WHAT TO PRODUCE ▸
Copy every line from the records below that holds the word "icon".

DATASET CONTENT ▸

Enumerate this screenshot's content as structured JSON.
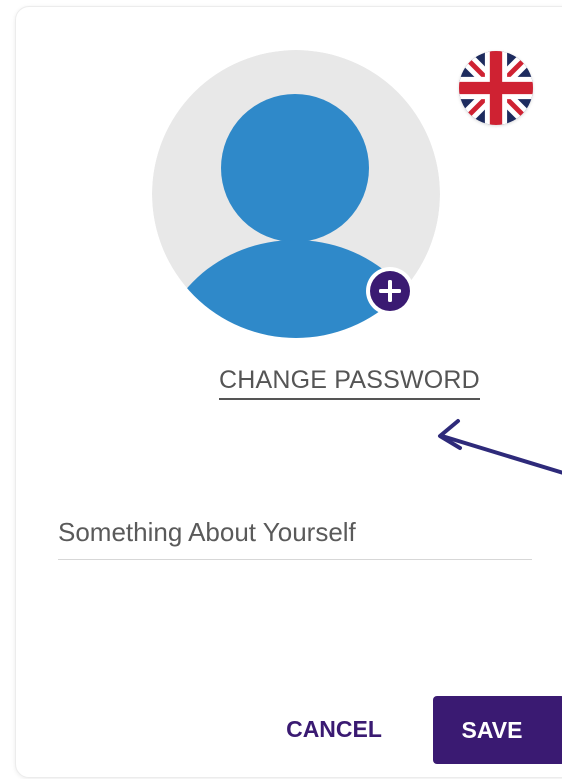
{
  "profile": {
    "avatar_icon": "default-user-avatar-icon",
    "add_photo_icon": "plus-icon",
    "language_flag_icon": "united-kingdom-flag-icon"
  },
  "actions": {
    "change_password_label": "CHANGE PASSWORD"
  },
  "about": {
    "value": "",
    "placeholder": "Something About Yourself"
  },
  "footer": {
    "cancel_label": "CANCEL",
    "save_label": "SAVE"
  },
  "colors": {
    "accent": "#3a1a72",
    "avatar_background": "#e8e8e8",
    "avatar_figure": "#2f89c9",
    "flag_blue": "#1d2b5e",
    "flag_red": "#cf2232",
    "link_text": "#555555",
    "arrow": "#2e2a7a"
  }
}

ANSWER BOX ▸
    "avatar_icon": "default-user-avatar-icon",
    "add_photo_icon": "plus-icon",
    "language_flag_icon": "united-kingdom-flag-icon"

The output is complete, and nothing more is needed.